Even Manchester United turned down the chance to sign Neymar on a temporary basis – a loan deal.
But Neymar’s not alone
Bale is also turning into an outcast, unwanted at his current club, Real Madrid, with few, if any, buyers on the horizon.
The Welshman’s injury record at Real Madrid has been horrendous. He has been limited to just 79 La Liga starts in the past four seasons, having suffered multiple knocks; the worst – an ankle problem – sidelined him for 17 matches in the 2016-17 season.
In total, he’s missed more than 70 matches for Madrid because of injuries since joining from Tottenham Hotspur in 2013. That’s almost two league campaigns.
Real Madrid’s manager, Zinedine Zidane, has made it clear that he is unwanted, telling reporters earlier in the summer that “the club is arranging his exit.”
But there are also few clubs willing to take a risk on an injury-prone 30-year-old with an $US89 million price tag and wage expectations that could mirror the $US425,000 per week he pockets in Madrid.
Bale seemed close to a way out of Madrid late last month as Jiangsu Suning was said to be ready to pay the Wales star an incredible $US1.2 million per week to lure him to the Chinese Super League.

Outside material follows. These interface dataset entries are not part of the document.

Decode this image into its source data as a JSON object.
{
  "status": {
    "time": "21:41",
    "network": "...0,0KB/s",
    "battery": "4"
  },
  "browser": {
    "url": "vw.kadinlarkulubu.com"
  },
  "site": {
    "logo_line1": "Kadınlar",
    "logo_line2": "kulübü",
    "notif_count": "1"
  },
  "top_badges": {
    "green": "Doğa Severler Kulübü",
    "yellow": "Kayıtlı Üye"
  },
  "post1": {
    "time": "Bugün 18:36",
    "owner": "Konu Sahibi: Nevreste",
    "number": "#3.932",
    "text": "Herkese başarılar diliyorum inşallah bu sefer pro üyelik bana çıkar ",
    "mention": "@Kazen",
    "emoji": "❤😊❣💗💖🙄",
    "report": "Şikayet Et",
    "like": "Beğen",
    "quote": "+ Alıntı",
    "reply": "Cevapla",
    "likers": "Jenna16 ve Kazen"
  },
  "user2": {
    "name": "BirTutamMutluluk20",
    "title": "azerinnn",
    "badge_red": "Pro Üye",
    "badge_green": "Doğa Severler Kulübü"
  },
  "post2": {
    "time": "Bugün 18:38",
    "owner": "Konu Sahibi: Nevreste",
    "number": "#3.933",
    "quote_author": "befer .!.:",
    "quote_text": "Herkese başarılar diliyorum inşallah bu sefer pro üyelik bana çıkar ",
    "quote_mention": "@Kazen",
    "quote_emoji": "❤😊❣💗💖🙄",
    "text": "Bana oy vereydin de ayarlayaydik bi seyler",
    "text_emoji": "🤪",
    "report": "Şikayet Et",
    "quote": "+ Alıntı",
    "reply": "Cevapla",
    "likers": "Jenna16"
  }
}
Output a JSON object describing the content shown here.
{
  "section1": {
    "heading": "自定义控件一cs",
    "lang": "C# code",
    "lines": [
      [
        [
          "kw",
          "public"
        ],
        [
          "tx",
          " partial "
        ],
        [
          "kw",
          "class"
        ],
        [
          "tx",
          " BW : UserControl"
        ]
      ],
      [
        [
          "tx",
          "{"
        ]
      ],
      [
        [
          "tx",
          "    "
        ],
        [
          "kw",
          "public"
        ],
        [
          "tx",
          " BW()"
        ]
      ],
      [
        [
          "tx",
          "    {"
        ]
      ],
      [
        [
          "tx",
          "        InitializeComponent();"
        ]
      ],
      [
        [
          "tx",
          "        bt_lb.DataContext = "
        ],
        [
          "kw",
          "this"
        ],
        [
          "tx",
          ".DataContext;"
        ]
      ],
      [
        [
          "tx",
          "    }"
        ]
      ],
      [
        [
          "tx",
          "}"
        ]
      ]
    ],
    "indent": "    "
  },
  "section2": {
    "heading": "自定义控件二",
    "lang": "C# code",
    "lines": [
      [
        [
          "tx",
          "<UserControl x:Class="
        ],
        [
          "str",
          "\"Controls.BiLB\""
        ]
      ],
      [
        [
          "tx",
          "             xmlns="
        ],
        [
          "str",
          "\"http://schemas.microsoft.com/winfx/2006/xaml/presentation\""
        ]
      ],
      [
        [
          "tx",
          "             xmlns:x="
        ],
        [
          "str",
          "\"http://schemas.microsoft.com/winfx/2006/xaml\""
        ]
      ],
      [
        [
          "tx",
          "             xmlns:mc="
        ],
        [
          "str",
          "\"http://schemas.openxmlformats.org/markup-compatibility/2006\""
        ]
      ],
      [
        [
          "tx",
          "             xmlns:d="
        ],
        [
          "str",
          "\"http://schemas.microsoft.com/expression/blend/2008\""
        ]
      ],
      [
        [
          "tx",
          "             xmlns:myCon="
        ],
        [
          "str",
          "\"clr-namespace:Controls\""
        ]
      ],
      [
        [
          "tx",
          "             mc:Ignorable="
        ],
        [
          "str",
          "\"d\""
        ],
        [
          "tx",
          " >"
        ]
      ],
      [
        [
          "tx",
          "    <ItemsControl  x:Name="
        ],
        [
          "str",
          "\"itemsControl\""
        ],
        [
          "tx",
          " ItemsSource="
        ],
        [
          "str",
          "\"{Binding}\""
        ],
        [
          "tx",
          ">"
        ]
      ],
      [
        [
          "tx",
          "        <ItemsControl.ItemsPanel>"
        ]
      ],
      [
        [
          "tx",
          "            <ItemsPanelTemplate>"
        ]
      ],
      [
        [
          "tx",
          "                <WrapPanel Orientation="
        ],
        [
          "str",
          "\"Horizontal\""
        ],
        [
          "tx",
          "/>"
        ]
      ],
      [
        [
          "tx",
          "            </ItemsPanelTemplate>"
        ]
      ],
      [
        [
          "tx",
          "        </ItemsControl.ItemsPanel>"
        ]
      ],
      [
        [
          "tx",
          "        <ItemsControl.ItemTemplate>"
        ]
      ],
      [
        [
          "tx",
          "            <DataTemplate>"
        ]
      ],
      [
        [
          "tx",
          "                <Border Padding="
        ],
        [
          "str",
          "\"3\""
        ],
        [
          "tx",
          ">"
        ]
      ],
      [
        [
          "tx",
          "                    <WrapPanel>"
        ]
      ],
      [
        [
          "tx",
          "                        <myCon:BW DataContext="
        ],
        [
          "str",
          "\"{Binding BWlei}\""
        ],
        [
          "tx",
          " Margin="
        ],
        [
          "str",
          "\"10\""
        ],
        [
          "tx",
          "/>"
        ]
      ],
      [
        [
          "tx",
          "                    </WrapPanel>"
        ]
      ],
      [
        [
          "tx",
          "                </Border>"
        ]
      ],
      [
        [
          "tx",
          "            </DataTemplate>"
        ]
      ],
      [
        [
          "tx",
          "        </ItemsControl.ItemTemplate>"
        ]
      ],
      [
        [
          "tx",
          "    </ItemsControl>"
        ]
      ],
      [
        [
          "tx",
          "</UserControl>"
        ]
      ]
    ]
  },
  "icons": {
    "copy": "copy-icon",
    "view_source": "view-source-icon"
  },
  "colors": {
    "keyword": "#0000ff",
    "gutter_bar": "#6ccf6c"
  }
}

But Real Madrid’s president, Florentino Perez, pulled the plug at the last minute, meaning Bale’s likely to spend the season warming the benches at the Santiago Bernabéu yet again.
What this means
Clubs around Europe are deciding that even some of the top and best-known players in the world are not worth the exorbitant fees quoted.
After decades of escalating and inflationary transfer-fee expenditure, we have finally reached a ceiling.